But this case sticks in the throat like few others. Here, the victim is an American citizen. A high ranking member of the political opposition. Governor Siegelman may be no saint. But the decision to run for office ought not to subject you to the threat of prosecution by your enemies. Sadly, under our criminal justice system, any one of us can be indicted for one thing or another. As a friend once told me, “with a Grand Jury, you can indict a head of cabbage.” And if anyone looks hard enough, long enough, they’ll find something on just about anyone. That red light you ran last week, that time you drank and drove last year. That pot you smoked in college. The error you made on your tax form. That’s why the justice system is not to be used to investigate people but to investigate crimes.
In this case, Bush’s Justice Department tore apart a man’s life looking for one thing on which to build a case. They looked until they found what they felt was something, no matter how small.
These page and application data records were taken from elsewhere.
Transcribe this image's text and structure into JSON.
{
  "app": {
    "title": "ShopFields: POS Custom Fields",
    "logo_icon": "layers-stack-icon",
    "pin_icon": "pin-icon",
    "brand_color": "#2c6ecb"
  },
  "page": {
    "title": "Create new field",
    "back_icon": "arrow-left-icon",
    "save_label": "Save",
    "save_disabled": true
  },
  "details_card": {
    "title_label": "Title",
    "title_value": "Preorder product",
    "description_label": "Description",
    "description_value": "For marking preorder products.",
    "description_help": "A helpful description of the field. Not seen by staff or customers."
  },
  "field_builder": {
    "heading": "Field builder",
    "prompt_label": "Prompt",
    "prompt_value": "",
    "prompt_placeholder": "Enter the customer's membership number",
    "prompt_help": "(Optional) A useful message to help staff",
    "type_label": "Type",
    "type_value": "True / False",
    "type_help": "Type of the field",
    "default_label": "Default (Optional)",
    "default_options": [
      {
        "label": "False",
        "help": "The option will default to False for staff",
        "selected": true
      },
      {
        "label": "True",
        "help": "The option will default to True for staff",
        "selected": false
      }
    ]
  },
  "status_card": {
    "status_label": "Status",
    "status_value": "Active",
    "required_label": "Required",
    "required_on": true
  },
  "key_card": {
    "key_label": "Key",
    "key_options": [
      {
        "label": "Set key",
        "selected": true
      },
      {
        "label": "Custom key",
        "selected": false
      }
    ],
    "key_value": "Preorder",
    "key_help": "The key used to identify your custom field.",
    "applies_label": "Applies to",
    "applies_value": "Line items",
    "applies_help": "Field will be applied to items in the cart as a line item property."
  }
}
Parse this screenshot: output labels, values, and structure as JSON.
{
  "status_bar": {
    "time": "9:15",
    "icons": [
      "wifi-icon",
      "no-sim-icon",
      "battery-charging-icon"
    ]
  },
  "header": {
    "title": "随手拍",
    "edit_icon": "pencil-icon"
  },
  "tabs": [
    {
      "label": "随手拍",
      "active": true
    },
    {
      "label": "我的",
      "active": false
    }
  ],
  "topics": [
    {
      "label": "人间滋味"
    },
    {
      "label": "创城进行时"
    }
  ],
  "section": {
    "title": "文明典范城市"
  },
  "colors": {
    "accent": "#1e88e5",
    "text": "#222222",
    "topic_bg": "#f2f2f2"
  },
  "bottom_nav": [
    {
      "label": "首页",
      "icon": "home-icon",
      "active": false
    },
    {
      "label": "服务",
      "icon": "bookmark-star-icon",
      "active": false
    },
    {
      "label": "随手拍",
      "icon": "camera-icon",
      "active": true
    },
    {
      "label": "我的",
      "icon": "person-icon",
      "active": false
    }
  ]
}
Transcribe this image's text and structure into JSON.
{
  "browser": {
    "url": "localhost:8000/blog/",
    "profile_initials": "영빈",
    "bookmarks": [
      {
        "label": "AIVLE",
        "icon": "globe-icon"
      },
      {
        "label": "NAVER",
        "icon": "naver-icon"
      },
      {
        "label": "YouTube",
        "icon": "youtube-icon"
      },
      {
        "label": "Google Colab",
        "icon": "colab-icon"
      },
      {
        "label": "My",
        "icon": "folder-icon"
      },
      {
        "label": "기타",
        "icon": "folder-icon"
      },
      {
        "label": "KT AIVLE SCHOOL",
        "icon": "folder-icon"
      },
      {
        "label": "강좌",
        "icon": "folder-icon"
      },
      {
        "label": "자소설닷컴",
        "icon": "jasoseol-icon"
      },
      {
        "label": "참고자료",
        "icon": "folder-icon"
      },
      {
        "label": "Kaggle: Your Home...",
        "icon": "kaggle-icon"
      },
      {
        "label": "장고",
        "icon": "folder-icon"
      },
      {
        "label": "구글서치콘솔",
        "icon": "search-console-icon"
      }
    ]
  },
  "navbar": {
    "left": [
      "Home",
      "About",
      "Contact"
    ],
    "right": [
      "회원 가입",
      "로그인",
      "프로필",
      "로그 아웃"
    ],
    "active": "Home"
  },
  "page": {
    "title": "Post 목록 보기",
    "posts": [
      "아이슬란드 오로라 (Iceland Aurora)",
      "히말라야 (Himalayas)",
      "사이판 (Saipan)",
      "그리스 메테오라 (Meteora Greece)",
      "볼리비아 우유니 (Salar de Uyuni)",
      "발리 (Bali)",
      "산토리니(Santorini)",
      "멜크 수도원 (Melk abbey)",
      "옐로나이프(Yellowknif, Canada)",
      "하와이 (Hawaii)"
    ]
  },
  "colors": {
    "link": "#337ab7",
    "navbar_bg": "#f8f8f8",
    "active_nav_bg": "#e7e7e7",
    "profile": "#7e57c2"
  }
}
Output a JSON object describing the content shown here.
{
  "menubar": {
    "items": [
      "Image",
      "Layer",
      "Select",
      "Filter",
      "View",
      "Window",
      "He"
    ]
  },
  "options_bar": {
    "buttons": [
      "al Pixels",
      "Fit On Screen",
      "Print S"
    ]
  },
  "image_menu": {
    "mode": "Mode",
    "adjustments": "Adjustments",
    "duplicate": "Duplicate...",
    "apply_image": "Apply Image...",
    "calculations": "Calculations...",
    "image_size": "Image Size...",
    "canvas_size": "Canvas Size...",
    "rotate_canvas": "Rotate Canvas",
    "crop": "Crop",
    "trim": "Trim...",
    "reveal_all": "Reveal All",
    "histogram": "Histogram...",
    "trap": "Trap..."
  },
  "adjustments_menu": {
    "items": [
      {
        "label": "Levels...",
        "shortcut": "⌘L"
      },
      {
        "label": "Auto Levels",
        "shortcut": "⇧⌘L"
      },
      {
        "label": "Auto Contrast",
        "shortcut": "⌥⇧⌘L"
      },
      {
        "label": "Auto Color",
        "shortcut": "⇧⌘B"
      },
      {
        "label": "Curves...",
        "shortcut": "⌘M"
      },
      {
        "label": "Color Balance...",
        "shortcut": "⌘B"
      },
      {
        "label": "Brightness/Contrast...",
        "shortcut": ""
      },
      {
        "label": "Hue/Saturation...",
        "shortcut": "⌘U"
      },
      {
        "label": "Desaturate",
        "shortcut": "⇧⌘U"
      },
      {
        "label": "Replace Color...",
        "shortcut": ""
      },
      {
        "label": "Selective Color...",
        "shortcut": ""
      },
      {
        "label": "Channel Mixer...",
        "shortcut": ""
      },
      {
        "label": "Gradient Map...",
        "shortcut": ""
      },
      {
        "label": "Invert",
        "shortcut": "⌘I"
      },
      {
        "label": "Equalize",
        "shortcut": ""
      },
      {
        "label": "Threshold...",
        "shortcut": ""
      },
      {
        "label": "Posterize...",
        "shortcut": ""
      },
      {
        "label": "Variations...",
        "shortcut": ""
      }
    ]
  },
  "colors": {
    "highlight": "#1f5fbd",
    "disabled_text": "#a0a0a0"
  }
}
The Republican governor's campaign manager’s wife (Leura Canary, wife of Bill Canary) led the investigation and filed the charges, despite a clear conflict of interest. She only recused herself after the case was in the courts. The judge who tried the case had been appointed by the Republican governor. A former Republican aide has testified that she heard the governor’s son, Richard Riley, state that the Judge would “hang Don Siegelman.”
Siegelman has been in jail for 242 days and still has not received a trial transcript to ready his appeal. Yet the law requires that the transcript be delivered to the defendant within 30 days of conviction. The law also allows a defendant 45 days after conviction to prepare for surrendering to the Bureau of Prisons so that affairs can be put in order and a legal appeal readied. In Siegelman’s case, on conviction, the Judge ordered the governor shackled and bound in the courtroom, where he was immediately removed and taken away to Federal prison — a practice typically reserved for the most dangerous criminals or the criminally insane. 44 former state Attorneys General, both Republican and Democrat have signed a letter urging Congress to investigate the circumstances surrounding this case.
I don’t normally write these kinds of letters. I don’t normally involve my friends in these kinds of email chains. But I simply cannot sit still and do nothing in the face of this gross injustice. But there’s more than injustice here. There is a perversion of our democracy, a sullying of everything we believe in as American’s. Because democracy cannot thrive where the state can be enlisted to take sides in political debates, and its power can be used to crush dissent and opposition. Please take a moment to visit the website of Don Siegelman’s friends to learn how you can help.
Copy and paste this in an email and forward it to your friends. Write your Congressperson. Write the Judiciary Committee. Or donate to the legal defense fund. Thank you
PS. Oh, and if all this wasn’t enough to send chills up your progressive spine, how’s this tidbit from Siegelman’s Wikipedia entry: “He was defeated for reelection in November 2002 by Representative Bob Riley by the narrowest margin in Alabama history: approximately 3,000 votes. The margin was controversial, as a voting machine malfunction in a single county produced the votes needed to give Riley the election. The recount, however, of that county's votes was affirmed by the state's Attorney General.”